▶ What is required
Give a verbatim copy of the lines below, minus the pictures.

▶ Input for this task
►

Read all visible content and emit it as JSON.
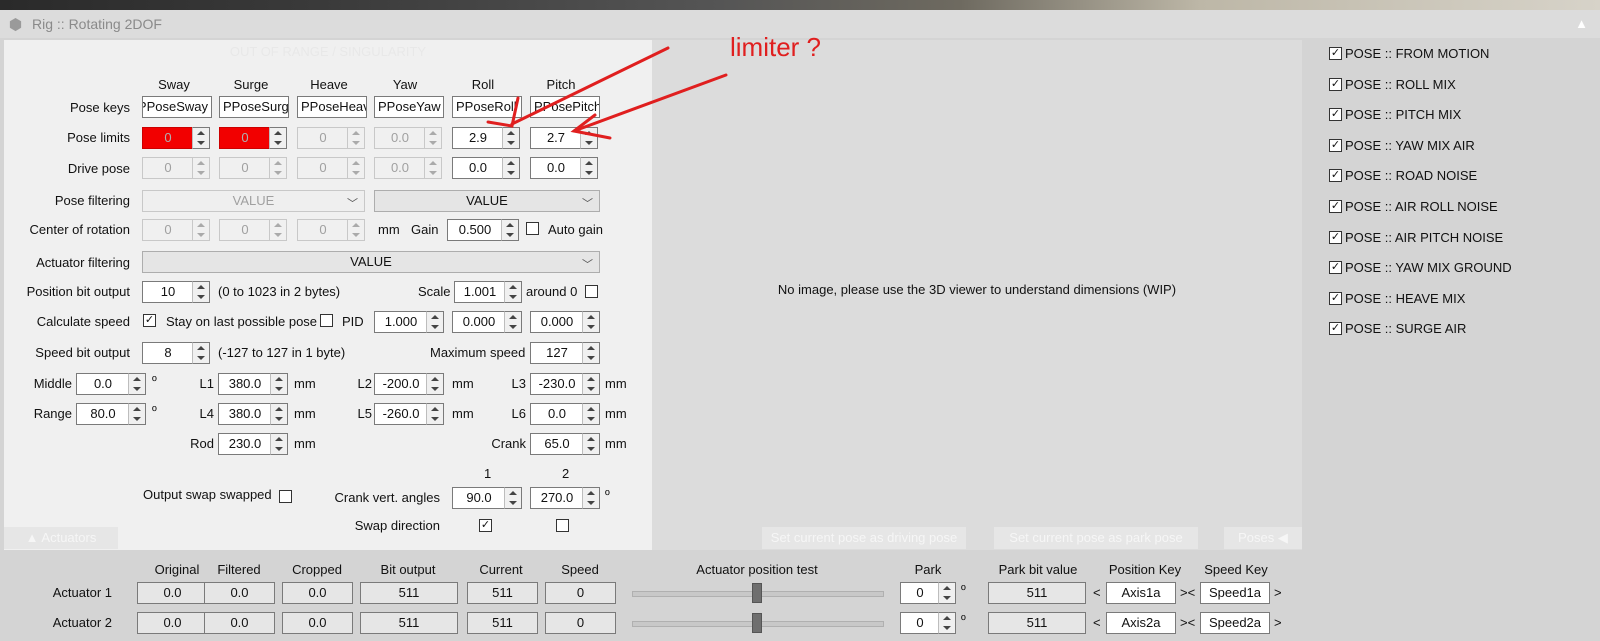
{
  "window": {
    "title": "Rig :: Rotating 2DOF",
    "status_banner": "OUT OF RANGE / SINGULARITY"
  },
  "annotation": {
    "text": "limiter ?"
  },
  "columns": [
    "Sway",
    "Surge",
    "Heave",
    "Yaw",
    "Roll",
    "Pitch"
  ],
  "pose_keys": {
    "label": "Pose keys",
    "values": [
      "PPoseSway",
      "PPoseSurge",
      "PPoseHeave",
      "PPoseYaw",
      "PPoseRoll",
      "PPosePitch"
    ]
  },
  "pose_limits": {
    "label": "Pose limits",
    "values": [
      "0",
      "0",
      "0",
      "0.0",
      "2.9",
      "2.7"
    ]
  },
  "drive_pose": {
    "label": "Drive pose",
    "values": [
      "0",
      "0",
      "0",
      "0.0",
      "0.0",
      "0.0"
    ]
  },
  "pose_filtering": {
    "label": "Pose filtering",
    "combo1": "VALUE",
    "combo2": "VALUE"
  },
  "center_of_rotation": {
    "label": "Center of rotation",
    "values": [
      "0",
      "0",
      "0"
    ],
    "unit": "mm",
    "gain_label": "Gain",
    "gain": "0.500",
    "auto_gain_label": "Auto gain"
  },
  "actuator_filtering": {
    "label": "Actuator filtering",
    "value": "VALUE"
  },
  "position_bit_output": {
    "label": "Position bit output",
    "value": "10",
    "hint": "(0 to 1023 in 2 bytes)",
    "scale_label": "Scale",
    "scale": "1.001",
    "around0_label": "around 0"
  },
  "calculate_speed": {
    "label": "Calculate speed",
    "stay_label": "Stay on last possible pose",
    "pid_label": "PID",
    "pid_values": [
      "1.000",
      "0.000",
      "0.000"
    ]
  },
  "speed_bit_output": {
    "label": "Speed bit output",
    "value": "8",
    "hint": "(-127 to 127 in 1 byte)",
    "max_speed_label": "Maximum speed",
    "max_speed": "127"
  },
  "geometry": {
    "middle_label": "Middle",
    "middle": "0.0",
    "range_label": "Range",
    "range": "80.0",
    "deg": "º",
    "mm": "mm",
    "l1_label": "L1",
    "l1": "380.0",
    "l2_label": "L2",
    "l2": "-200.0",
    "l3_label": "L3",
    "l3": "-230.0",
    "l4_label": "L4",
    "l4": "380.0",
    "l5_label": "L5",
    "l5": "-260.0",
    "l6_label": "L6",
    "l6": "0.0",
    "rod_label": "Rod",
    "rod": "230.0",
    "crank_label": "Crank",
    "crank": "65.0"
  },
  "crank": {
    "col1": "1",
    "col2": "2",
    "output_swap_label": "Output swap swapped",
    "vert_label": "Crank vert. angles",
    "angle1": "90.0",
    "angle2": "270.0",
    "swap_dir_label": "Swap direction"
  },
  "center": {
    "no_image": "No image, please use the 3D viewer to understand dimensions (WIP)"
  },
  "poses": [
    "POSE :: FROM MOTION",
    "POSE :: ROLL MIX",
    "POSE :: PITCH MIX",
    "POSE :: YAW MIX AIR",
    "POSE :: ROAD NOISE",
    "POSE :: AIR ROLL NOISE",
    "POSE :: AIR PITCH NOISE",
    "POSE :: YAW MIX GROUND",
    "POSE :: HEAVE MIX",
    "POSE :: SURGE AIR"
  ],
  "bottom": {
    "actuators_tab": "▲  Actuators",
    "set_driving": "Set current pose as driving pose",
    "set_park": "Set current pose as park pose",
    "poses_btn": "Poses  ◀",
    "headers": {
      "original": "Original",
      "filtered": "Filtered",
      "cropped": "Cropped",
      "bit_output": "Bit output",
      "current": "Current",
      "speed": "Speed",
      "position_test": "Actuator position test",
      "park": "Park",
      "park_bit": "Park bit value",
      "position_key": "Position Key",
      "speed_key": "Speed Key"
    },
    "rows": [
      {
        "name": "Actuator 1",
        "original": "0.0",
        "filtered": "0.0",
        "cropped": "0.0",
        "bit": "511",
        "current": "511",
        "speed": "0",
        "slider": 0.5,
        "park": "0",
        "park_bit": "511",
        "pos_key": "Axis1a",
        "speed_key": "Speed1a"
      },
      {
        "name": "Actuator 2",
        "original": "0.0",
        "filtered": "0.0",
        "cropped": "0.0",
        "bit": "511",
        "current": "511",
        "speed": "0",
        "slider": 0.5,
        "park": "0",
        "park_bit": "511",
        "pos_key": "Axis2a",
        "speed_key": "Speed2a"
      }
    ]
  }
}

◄

▶ Response to the task
Read all visible content and emit it as JSON.
{
  "window": {
    "title": "Rig :: Rotating 2DOF",
    "status_banner": "OUT OF RANGE / SINGULARITY"
  },
  "annotation": {
    "text": "limiter ?"
  },
  "columns": [
    "Sway",
    "Surge",
    "Heave",
    "Yaw",
    "Roll",
    "Pitch"
  ],
  "pose_keys": {
    "label": "Pose keys",
    "values": [
      "PPoseSway",
      "PPoseSurge",
      "PPoseHeave",
      "PPoseYaw",
      "PPoseRoll",
      "PPosePitch"
    ]
  },
  "pose_limits": {
    "label": "Pose limits",
    "values": [
      "0",
      "0",
      "0",
      "0.0",
      "2.9",
      "2.7"
    ]
  },
  "drive_pose": {
    "label": "Drive pose",
    "values": [
      "0",
      "0",
      "0",
      "0.0",
      "0.0",
      "0.0"
    ]
  },
  "pose_filtering": {
    "label": "Pose filtering",
    "combo1": "VALUE",
    "combo2": "VALUE"
  },
  "center_of_rotation": {
    "label": "Center of rotation",
    "values": [
      "0",
      "0",
      "0"
    ],
    "unit": "mm",
    "gain_label": "Gain",
    "gain": "0.500",
    "auto_gain_label": "Auto gain"
  },
  "actuator_filtering": {
    "label": "Actuator filtering",
    "value": "VALUE"
  },
  "position_bit_output": {
    "label": "Position bit output",
    "value": "10",
    "hint": "(0 to 1023 in 2 bytes)",
    "scale_label": "Scale",
    "scale": "1.001",
    "around0_label": "around 0"
  },
  "calculate_speed": {
    "label": "Calculate speed",
    "stay_label": "Stay on last possible pose",
    "pid_label": "PID",
    "pid_values": [
      "1.000",
      "0.000",
      "0.000"
    ]
  },
  "speed_bit_output": {
    "label": "Speed bit output",
    "value": "8",
    "hint": "(-127 to 127 in 1 byte)",
    "max_speed_label": "Maximum speed",
    "max_speed": "127"
  },
  "geometry": {
    "middle_label": "Middle",
    "middle": "0.0",
    "range_label": "Range",
    "range": "80.0",
    "deg": "º",
    "mm": "mm",
    "l1_label": "L1",
    "l1": "380.0",
    "l2_label": "L2",
    "l2": "-200.0",
    "l3_label": "L3",
    "l3": "-230.0",
    "l4_label": "L4",
    "l4": "380.0",
    "l5_label": "L5",
    "l5": "-260.0",
    "l6_label": "L6",
    "l6": "0.0",
    "rod_label": "Rod",
    "rod": "230.0",
    "crank_label": "Crank",
    "crank": "65.0"
  },
  "crank": {
    "col1": "1",
    "col2": "2",
    "output_swap_label": "Output swap swapped",
    "vert_label": "Crank vert. angles",
    "angle1": "90.0",
    "angle2": "270.0",
    "swap_dir_label": "Swap direction"
  },
  "center": {
    "no_image": "No image, please use the 3D viewer to understand dimensions (WIP)"
  },
  "poses": [
    "POSE :: FROM MOTION",
    "POSE :: ROLL MIX",
    "POSE :: PITCH MIX",
    "POSE :: YAW MIX AIR",
    "POSE :: ROAD NOISE",
    "POSE :: AIR ROLL NOISE",
    "POSE :: AIR PITCH NOISE",
    "POSE :: YAW MIX GROUND",
    "POSE :: HEAVE MIX",
    "POSE :: SURGE AIR"
  ],
  "bottom": {
    "actuators_tab": "▲  Actuators",
    "set_driving": "Set current pose as driving pose",
    "set_park": "Set current pose as park pose",
    "poses_btn": "Poses  ◀",
    "headers": {
      "original": "Original",
      "filtered": "Filtered",
      "cropped": "Cropped",
      "bit_output": "Bit output",
      "current": "Current",
      "speed": "Speed",
      "position_test": "Actuator position test",
      "park": "Park",
      "park_bit": "Park bit value",
      "position_key": "Position Key",
      "speed_key": "Speed Key"
    },
    "rows": [
      {
        "name": "Actuator 1",
        "original": "0.0",
        "filtered": "0.0",
        "cropped": "0.0",
        "bit": "511",
        "current": "511",
        "speed": "0",
        "slider": 0.5,
        "park": "0",
        "park_bit": "511",
        "pos_key": "Axis1a",
        "speed_key": "Speed1a"
      },
      {
        "name": "Actuator 2",
        "original": "0.0",
        "filtered": "0.0",
        "cropped": "0.0",
        "bit": "511",
        "current": "511",
        "speed": "0",
        "slider": 0.5,
        "park": "0",
        "park_bit": "511",
        "pos_key": "Axis2a",
        "speed_key": "Speed2a"
      }
    ]
  }
}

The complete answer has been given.